With recent changes in contracting [See Contracts and SLA] and the austerity cuts, community and social enterprises are being asked to prove that they are value for money [VFM]. Organisations are no longer able to just quote the rhetoric that ‘we are serving the most vulnerable’. We need now to prove that the services are high quality and have an impact on the individuals for the better. Here we consider the main points of impact measurement and quality.

Quality is key to any business survival, most businesses need to ensure their customers have a quality experience, that way they’re likely to achieve repeat business. The PARETO principle also known as the 80/20 rule is something to consider here.

PARETO noted that in most businesses environments whether service related or product based that 80% of business comes from just 20% of customers. That is once you’ve gained a customer and ensured they have received a quality service they are likely to give you repeat business.

Think about it from your own perspective – you probably have a favourite supermarket where you buy the majority of your food, you probably get most of your clothes from one or two retailers, you most likely use the same insurance broker [because it’s easier], you probably don’t change your energy supplier very often. Consider what makes you go back time and time again? It’s likely to be because you get a good service, you feel the value is good and the products are enhanced and upgraded every so often. All these points are about quality.

You may also want to consider what would make you not buy from a company? It is likely to be a poor customer experience, poor quality product with low value and so on.

It’s a lot easier to sell an enhanced product [or service] to an already loyal customer. Apple have proved that concept over and over again. Third sector organisations need to be aware of these principles and ensure that we continue to provide quality and gain repeat business.

But how do we prove and measure impact with our limited resources? It is true there are now a number of holistic measurement tools such as Social Accounting and Auditing and Social Return on Investment, but many organisations simply do not have the capacity to work through the complexities of each. However, we do recommend that if you can embed the principles of these methodologies it will become much easier in future years to measure your organisation’s impact.

First and foremost it’s back to the question, what are you trying to achieve? Having an understanding of why and how you will need to measure impact or improve quality is the starting point.

For example, are there industry specific quality standards that you need? If you are aiming to tender for public contracts there will be a number of specific quality measures listed within the tendering documentation. This is a good starting point to work out where your effort should be spent.

If you are working in an educational setting you may need to ensure that you meet OFSTED standards. Similarly, if you are providing care for vulnerable people you’ll need to meet quality care standards and safeguarding standards.

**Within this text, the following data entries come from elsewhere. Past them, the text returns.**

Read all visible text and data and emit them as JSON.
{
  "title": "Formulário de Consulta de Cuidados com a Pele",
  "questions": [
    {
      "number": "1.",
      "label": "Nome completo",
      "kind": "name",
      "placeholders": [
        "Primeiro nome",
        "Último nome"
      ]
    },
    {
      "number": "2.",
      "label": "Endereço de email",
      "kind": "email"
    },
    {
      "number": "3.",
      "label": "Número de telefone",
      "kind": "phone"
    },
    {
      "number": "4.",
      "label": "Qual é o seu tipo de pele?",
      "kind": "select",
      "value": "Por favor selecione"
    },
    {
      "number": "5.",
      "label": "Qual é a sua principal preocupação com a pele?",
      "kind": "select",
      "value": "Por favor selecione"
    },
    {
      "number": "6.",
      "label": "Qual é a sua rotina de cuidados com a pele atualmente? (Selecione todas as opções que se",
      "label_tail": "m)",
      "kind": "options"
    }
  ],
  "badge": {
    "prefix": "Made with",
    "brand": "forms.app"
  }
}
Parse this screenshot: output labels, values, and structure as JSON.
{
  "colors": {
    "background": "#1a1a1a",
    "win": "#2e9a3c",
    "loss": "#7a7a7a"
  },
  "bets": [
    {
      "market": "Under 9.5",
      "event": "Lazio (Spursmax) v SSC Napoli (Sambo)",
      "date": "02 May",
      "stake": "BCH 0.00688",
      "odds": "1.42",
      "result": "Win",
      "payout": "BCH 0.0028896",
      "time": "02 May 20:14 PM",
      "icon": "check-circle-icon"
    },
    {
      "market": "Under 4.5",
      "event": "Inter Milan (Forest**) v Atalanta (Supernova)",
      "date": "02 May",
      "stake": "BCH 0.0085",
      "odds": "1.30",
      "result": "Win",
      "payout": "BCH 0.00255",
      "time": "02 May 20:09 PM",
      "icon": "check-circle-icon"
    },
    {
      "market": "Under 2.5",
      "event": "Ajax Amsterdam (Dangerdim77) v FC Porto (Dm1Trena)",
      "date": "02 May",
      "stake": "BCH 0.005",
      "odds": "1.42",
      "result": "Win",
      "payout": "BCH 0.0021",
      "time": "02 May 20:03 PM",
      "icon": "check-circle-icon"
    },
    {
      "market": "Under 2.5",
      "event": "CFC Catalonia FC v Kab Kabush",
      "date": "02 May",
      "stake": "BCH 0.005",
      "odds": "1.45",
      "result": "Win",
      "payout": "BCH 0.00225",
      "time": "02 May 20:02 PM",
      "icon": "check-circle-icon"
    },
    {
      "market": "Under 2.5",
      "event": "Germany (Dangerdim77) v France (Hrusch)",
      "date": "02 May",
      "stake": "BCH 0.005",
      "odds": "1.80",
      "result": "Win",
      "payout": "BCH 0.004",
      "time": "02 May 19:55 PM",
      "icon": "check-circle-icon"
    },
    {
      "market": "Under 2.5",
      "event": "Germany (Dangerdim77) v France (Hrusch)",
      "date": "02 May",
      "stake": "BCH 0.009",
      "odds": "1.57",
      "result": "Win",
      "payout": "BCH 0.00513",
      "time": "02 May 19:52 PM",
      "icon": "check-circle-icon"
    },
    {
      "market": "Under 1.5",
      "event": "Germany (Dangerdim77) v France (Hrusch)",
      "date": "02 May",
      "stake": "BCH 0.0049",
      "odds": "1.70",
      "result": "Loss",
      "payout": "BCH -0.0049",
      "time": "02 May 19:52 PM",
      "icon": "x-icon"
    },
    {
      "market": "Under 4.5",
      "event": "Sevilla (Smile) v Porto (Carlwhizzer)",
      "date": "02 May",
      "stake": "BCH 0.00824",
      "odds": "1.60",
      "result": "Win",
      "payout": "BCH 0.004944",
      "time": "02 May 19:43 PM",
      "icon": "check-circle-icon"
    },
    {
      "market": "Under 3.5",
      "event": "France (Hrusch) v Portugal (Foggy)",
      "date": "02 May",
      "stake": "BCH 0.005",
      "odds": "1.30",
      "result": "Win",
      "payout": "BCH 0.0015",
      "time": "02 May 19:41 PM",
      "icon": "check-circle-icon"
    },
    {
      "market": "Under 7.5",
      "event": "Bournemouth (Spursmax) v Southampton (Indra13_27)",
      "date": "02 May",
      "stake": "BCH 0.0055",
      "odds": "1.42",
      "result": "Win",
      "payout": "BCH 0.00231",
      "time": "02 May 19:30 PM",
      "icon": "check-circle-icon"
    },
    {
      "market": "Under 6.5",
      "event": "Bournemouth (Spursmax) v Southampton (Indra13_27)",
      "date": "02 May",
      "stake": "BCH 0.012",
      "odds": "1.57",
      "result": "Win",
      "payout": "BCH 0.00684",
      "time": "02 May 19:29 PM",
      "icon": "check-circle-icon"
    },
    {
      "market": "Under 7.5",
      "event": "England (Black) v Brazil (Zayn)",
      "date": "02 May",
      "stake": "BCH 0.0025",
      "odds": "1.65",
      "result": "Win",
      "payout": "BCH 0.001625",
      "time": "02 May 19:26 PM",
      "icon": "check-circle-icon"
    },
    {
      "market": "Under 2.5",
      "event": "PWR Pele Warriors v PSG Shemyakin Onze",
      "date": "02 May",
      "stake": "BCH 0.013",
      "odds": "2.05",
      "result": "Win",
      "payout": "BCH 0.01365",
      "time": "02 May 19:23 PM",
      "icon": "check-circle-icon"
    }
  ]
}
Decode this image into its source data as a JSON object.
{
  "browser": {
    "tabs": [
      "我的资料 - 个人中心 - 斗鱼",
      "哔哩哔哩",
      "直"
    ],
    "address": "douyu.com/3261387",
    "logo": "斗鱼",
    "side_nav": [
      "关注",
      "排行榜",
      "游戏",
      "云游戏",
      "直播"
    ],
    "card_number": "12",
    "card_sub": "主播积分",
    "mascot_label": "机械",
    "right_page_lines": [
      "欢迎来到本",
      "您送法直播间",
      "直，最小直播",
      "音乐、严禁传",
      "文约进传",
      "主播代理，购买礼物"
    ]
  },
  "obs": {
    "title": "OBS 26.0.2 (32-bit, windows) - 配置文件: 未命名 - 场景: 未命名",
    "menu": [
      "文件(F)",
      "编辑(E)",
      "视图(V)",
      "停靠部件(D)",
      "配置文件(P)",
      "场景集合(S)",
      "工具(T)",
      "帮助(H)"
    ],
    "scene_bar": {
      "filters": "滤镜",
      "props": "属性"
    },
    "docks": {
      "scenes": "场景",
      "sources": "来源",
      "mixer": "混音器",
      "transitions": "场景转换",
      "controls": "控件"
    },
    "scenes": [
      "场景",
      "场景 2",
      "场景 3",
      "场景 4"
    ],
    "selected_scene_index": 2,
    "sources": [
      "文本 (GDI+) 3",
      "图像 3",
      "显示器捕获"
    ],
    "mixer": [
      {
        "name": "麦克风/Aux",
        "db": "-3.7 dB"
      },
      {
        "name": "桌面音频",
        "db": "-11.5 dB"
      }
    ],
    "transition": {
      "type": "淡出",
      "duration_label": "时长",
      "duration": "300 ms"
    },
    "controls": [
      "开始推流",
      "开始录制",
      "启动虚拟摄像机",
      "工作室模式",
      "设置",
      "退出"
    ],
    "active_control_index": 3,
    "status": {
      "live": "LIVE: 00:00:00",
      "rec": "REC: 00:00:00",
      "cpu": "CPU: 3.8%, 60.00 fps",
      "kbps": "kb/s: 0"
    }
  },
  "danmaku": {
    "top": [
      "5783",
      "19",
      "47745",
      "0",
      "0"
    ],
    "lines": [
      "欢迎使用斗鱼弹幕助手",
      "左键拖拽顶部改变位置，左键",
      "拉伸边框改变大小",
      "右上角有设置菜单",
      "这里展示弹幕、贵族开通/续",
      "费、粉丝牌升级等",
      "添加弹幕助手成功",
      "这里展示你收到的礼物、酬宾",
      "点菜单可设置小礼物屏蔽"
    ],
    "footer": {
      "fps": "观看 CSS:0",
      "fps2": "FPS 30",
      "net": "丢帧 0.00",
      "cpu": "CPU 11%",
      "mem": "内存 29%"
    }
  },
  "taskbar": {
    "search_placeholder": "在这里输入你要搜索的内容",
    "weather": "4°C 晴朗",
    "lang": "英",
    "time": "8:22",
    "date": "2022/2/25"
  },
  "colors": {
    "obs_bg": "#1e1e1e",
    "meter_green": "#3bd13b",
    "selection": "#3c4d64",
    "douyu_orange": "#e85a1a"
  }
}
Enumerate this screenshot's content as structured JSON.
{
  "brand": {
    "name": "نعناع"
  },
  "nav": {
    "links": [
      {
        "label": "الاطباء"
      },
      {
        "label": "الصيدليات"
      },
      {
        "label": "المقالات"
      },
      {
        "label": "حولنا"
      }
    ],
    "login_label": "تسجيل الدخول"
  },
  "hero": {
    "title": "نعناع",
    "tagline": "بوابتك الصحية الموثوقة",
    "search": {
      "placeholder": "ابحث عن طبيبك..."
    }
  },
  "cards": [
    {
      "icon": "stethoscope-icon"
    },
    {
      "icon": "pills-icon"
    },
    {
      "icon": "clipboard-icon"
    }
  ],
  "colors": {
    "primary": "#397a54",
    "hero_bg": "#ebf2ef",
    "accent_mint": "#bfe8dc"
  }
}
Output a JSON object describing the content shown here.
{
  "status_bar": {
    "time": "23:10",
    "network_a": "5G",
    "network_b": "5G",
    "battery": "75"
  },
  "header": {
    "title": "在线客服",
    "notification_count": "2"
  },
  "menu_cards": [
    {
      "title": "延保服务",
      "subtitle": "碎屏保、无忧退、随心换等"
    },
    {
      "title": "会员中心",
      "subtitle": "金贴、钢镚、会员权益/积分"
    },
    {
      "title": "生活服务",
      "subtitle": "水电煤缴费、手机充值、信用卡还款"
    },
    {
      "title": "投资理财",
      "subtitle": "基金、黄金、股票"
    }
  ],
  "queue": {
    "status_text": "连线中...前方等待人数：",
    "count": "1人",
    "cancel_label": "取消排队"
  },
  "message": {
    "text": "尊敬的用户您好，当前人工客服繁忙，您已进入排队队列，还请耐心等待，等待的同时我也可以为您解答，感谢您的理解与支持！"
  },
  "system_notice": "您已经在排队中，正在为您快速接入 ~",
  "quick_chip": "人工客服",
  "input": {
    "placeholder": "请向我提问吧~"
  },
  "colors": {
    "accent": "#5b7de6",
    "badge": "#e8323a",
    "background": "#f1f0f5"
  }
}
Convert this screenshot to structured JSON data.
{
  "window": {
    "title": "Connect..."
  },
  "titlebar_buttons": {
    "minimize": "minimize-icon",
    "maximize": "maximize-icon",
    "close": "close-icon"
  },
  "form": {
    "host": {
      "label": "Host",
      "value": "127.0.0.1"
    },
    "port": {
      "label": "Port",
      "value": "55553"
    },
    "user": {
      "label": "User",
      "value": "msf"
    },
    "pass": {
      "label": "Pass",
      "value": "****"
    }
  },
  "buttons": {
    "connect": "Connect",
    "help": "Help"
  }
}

However, if you are providing young people with careers guidance then the MATRIX Quality Mark is one that you may need.

To ensure you are working well as an organisation there are some good quality standards that have been developed for example:

Quality First is an organisational quality framework designed for small groups mainly operating as volunteers, it’s also known as baby PQASSO, which stands for Practical Quality Assurance System of Small Organisations.

As a social enterprise you may decide that it is important to achieve the Social Enterprise Mark which demonstrates and proves you’re operating within a social enterprise framework i.e. trading, assets locked and re-investing your profits.

No wonder with all these quality marks and measurement tools it’s difficult to know where to start, but helpfully the New Economics Foundation [NEF] have done a lot of the hard work in this area, see below.